Start of Extracted data
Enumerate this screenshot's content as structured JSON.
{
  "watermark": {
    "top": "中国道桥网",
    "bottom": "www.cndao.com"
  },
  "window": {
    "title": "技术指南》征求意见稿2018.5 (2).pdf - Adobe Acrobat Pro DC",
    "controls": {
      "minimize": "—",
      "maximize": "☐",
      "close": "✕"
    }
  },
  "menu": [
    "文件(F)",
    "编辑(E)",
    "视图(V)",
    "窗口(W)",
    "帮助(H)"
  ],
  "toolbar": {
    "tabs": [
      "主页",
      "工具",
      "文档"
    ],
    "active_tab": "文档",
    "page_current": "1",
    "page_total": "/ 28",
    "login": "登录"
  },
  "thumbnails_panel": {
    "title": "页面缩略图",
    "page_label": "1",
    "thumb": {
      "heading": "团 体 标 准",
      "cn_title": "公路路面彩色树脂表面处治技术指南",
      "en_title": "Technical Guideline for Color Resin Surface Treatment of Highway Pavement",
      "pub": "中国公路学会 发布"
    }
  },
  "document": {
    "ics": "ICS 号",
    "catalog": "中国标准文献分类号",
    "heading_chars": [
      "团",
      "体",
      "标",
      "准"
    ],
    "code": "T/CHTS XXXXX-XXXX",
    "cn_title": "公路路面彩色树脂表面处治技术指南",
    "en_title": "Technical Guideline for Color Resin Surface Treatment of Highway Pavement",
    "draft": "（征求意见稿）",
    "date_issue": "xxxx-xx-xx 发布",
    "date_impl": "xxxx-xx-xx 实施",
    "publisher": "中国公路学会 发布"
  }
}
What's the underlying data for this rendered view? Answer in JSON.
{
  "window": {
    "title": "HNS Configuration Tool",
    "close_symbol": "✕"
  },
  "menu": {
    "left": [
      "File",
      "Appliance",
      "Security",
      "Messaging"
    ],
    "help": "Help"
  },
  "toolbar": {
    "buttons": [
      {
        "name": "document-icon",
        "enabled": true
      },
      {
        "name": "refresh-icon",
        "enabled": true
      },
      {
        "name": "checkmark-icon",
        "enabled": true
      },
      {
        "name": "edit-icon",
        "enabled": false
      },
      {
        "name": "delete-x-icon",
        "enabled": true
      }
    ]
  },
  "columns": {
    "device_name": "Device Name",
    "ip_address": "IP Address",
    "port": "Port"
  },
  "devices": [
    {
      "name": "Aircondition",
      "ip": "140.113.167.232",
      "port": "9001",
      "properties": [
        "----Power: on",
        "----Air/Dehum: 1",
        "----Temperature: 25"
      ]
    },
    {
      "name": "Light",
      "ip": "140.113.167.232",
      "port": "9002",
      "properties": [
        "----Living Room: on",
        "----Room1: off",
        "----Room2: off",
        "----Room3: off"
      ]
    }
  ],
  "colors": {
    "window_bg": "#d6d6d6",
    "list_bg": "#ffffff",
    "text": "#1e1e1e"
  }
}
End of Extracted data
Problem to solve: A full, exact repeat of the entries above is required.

Solution:
Enumerate this screenshot's content as structured JSON.
{
  "watermark": {
    "top": "中国道桥网",
    "bottom": "www.cndao.com"
  },
  "window": {
    "title": "技术指南》征求意见稿2018.5 (2).pdf - Adobe Acrobat Pro DC",
    "controls": {
      "minimize": "—",
      "maximize": "☐",
      "close": "✕"
    }
  },
  "menu": [
    "文件(F)",
    "编辑(E)",
    "视图(V)",
    "窗口(W)",
    "帮助(H)"
  ],
  "toolbar": {
    "tabs": [
      "主页",
      "工具",
      "文档"
    ],
    "active_tab": "文档",
    "page_current": "1",
    "page_total": "/ 28",
    "login": "登录"
  },
  "thumbnails_panel": {
    "title": "页面缩略图",
    "page_label": "1",
    "thumb": {
      "heading": "团 体 标 准",
      "cn_title": "公路路面彩色树脂表面处治技术指南",
      "en_title": "Technical Guideline for Color Resin Surface Treatment of Highway Pavement",
      "pub": "中国公路学会 发布"
    }
  },
  "document": {
    "ics": "ICS 号",
    "catalog": "中国标准文献分类号",
    "heading_chars": [
      "团",
      "体",
      "标",
      "准"
    ],
    "code": "T/CHTS XXXXX-XXXX",
    "cn_title": "公路路面彩色树脂表面处治技术指南",
    "en_title": "Technical Guideline for Color Resin Surface Treatment of Highway Pavement",
    "draft": "（征求意见稿）",
    "date_issue": "xxxx-xx-xx 发布",
    "date_impl": "xxxx-xx-xx 实施",
    "publisher": "中国公路学会 发布"
  }
}
What's the underlying data for this rendered view? Answer in JSON.
{
  "window": {
    "title": "HNS Configuration Tool",
    "close_symbol": "✕"
  },
  "menu": {
    "left": [
      "File",
      "Appliance",
      "Security",
      "Messaging"
    ],
    "help": "Help"
  },
  "toolbar": {
    "buttons": [
      {
        "name": "document-icon",
        "enabled": true
      },
      {
        "name": "refresh-icon",
        "enabled": true
      },
      {
        "name": "checkmark-icon",
        "enabled": true
      },
      {
        "name": "edit-icon",
        "enabled": false
      },
      {
        "name": "delete-x-icon",
        "enabled": true
      }
    ]
  },
  "columns": {
    "device_name": "Device Name",
    "ip_address": "IP Address",
    "port": "Port"
  },
  "devices": [
    {
      "name": "Aircondition",
      "ip": "140.113.167.232",
      "port": "9001",
      "properties": [
        "----Power: on",
        "----Air/Dehum: 1",
        "----Temperature: 25"
      ]
    },
    {
      "name": "Light",
      "ip": "140.113.167.232",
      "port": "9002",
      "properties": [
        "----Living Room: on",
        "----Room1: off",
        "----Room2: off",
        "----Room3: off"
      ]
    }
  ],
  "colors": {
    "window_bg": "#d6d6d6",
    "list_bg": "#ffffff",
    "text": "#1e1e1e"
  }
}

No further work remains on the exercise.